INFORMATION —
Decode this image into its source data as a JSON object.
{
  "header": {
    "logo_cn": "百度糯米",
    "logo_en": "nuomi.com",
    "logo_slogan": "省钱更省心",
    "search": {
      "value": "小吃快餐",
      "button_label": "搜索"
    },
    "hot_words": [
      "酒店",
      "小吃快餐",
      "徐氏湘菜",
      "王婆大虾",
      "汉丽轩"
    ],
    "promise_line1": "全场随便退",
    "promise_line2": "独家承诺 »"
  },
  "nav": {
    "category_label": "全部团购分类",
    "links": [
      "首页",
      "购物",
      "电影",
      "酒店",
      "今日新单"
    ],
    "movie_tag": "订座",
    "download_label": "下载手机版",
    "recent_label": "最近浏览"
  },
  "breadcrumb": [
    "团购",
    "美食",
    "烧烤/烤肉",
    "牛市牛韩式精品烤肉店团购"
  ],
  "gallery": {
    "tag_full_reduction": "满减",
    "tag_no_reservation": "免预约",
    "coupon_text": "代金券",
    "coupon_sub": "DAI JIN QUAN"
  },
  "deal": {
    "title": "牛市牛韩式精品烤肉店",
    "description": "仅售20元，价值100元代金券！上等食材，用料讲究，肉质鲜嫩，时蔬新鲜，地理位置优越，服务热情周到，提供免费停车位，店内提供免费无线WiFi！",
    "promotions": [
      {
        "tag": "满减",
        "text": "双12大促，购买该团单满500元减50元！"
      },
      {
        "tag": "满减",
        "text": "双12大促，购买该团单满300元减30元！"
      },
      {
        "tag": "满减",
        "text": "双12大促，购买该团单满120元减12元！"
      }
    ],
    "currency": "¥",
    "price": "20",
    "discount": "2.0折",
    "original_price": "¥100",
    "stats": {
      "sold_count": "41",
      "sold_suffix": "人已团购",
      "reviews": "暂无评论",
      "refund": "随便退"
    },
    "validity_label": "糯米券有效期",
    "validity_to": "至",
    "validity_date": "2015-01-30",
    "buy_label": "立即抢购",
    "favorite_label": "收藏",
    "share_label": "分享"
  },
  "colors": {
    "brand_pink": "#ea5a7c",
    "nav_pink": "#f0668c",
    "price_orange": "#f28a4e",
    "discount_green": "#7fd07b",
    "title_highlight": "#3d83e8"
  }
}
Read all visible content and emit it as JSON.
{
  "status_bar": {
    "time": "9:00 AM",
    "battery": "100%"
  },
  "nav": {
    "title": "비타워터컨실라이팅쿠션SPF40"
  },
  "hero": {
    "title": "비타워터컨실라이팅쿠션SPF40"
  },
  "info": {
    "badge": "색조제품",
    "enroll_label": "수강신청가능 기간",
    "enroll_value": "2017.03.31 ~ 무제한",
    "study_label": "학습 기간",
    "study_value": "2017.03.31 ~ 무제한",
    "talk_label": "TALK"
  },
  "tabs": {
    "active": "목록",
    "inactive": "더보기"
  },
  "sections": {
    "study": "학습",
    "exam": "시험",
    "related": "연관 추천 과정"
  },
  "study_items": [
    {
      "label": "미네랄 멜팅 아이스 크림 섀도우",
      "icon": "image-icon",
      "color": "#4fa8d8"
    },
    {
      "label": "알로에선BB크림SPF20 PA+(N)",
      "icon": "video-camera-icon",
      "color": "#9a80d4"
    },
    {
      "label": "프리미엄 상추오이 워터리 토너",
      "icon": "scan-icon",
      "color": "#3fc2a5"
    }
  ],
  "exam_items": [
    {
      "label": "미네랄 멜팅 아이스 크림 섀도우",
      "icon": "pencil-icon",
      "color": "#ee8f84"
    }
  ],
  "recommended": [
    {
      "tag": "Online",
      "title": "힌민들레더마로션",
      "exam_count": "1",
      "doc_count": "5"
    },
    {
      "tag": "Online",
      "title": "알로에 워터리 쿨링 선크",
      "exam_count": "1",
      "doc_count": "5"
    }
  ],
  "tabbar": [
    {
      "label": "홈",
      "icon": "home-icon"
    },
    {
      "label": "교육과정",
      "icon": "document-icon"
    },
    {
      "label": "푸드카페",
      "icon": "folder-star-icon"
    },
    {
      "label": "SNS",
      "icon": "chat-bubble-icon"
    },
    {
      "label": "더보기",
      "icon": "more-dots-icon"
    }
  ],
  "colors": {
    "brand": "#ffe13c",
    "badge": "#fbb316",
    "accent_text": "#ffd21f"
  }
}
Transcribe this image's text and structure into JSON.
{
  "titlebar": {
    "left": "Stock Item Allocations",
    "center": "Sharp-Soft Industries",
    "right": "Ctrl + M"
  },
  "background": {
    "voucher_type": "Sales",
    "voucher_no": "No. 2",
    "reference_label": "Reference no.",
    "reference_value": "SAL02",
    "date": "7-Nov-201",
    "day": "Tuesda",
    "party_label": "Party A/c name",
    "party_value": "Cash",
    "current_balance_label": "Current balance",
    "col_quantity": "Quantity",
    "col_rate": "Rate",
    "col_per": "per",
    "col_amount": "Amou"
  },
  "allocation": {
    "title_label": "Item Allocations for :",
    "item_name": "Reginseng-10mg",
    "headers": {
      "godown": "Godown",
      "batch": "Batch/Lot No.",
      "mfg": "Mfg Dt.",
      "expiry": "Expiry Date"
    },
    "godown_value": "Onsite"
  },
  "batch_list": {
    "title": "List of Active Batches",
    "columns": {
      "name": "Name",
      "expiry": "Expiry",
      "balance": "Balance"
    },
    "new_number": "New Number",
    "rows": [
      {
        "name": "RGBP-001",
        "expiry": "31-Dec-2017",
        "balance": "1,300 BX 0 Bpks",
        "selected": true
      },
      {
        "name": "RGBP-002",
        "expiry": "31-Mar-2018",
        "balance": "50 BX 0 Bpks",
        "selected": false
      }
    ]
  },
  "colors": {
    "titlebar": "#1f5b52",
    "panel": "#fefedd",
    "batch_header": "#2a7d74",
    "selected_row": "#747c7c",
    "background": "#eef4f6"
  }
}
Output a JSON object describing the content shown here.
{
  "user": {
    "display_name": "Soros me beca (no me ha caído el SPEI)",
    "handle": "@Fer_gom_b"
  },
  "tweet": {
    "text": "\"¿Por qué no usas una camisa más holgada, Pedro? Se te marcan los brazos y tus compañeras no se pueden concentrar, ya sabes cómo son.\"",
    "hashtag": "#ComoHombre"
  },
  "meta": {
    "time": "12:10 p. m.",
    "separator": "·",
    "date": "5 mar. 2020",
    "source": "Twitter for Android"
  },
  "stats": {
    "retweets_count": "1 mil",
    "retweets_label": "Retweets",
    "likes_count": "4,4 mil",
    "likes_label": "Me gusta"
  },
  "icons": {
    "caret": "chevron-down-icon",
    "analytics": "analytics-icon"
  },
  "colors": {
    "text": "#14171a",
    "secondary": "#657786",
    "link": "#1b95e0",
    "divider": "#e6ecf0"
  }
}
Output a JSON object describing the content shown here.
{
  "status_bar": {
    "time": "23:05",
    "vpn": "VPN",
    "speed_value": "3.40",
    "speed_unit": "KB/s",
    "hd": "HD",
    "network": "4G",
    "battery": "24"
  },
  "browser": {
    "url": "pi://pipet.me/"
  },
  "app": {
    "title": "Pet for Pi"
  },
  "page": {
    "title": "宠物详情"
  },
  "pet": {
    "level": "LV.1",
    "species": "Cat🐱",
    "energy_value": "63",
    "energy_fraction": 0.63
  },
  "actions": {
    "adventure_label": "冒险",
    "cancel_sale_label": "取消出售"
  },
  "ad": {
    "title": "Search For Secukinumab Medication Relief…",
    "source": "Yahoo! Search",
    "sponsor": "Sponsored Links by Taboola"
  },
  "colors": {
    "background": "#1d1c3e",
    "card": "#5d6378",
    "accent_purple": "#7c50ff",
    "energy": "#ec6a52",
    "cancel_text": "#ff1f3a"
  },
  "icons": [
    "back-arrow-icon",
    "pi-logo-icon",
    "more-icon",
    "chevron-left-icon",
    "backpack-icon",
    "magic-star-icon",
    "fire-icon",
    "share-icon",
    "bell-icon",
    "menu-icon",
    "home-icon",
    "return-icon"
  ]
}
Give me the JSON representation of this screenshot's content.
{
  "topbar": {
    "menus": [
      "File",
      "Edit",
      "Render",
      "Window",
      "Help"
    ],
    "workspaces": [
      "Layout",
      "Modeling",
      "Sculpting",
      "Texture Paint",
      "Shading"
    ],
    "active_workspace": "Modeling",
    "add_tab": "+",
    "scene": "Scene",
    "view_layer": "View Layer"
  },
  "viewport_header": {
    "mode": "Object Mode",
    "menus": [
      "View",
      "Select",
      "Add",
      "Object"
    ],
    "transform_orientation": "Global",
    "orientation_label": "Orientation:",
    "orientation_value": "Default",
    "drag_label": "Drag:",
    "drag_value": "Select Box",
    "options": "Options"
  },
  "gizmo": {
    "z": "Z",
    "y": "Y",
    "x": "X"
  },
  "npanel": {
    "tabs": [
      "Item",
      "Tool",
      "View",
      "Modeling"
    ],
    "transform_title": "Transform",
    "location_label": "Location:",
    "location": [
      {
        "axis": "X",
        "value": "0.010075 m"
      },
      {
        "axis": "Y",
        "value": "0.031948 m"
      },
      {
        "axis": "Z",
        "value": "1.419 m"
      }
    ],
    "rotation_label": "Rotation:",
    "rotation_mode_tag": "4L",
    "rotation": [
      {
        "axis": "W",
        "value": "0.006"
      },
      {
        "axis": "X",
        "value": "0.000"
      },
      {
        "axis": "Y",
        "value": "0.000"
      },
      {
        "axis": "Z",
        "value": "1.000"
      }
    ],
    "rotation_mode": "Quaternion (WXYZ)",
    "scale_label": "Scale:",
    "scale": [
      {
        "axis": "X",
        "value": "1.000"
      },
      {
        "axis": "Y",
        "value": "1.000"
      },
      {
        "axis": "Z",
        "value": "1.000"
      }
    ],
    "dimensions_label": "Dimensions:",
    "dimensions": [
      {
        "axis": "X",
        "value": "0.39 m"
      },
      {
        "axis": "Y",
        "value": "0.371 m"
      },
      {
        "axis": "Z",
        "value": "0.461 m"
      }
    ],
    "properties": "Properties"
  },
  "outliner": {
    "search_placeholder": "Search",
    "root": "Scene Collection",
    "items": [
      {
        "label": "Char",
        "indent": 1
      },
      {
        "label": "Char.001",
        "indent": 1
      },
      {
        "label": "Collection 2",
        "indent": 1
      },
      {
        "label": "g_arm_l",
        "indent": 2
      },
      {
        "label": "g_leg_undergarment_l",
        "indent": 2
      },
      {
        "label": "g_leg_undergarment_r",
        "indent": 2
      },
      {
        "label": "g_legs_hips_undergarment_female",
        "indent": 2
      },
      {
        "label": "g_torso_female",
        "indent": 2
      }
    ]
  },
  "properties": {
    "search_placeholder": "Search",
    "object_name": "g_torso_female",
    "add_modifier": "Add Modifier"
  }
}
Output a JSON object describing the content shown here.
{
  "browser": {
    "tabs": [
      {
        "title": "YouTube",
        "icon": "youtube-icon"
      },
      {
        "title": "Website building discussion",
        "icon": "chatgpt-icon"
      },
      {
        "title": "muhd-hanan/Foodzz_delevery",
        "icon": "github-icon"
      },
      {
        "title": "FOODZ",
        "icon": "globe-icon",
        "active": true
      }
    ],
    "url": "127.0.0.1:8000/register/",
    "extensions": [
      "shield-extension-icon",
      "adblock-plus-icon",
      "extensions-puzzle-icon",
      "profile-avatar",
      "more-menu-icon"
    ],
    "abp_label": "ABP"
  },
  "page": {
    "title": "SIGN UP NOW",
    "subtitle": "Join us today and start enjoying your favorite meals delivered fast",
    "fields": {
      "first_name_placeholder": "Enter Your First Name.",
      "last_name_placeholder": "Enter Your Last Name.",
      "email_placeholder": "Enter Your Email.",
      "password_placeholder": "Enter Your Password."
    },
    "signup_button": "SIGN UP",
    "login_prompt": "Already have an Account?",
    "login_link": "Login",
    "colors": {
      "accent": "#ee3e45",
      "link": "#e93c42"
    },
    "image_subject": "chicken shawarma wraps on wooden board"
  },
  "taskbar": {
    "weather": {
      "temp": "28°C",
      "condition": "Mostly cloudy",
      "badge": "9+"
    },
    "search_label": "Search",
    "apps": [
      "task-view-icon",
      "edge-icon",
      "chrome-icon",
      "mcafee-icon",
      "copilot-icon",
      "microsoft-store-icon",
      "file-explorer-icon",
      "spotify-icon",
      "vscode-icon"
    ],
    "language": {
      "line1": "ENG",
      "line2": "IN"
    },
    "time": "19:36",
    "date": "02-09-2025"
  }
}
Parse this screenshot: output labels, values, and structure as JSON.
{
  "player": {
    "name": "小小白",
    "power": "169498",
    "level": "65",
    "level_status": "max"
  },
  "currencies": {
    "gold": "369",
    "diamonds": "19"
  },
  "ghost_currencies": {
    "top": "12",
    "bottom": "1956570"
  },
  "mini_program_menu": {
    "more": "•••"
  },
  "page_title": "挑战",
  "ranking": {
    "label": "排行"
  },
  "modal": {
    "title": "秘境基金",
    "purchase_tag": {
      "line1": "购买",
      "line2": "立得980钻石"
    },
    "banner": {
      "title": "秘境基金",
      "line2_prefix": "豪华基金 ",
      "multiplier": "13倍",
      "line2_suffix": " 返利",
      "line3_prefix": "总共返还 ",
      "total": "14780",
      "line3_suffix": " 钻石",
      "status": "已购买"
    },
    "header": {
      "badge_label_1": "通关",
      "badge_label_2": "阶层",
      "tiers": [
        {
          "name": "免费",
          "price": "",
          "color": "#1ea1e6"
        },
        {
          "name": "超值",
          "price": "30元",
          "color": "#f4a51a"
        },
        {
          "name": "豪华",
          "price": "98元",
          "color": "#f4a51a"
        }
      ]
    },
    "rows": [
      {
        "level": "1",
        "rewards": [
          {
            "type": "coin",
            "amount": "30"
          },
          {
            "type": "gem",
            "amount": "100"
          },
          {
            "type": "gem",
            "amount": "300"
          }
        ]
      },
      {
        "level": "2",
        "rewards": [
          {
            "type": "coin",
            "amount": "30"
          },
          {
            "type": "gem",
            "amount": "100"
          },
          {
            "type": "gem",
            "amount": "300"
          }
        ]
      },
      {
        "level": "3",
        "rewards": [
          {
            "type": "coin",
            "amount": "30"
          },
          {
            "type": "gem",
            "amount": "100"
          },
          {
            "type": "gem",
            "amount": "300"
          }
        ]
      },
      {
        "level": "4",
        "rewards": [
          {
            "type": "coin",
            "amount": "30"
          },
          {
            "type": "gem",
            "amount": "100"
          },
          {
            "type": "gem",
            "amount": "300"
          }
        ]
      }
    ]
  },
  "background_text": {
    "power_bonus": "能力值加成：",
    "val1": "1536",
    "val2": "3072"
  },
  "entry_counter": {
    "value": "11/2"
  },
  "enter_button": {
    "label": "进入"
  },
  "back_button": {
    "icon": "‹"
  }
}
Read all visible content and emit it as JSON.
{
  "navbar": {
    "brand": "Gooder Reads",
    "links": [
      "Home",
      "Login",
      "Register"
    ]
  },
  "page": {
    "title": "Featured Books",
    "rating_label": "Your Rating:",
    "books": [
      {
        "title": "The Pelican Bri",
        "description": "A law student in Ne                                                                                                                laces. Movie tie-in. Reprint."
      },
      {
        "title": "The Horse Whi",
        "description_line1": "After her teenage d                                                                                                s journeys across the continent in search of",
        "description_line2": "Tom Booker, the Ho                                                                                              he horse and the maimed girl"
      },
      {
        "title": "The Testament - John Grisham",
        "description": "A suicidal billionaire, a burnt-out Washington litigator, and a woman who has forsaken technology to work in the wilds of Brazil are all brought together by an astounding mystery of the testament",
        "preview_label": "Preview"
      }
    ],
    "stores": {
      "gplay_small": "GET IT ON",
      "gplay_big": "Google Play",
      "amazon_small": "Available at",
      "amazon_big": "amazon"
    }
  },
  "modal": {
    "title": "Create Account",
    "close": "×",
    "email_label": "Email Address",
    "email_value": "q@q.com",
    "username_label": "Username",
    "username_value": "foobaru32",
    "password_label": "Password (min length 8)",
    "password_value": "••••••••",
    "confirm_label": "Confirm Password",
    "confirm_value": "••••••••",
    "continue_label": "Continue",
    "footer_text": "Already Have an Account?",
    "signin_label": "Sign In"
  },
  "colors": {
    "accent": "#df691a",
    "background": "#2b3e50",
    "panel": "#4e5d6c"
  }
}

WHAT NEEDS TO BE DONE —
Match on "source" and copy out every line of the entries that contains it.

FINISHED TASK —
Decode this image into its source data as a JSON object.
    "source": "Twitter for Android"
    "source": "Yahoo! Search",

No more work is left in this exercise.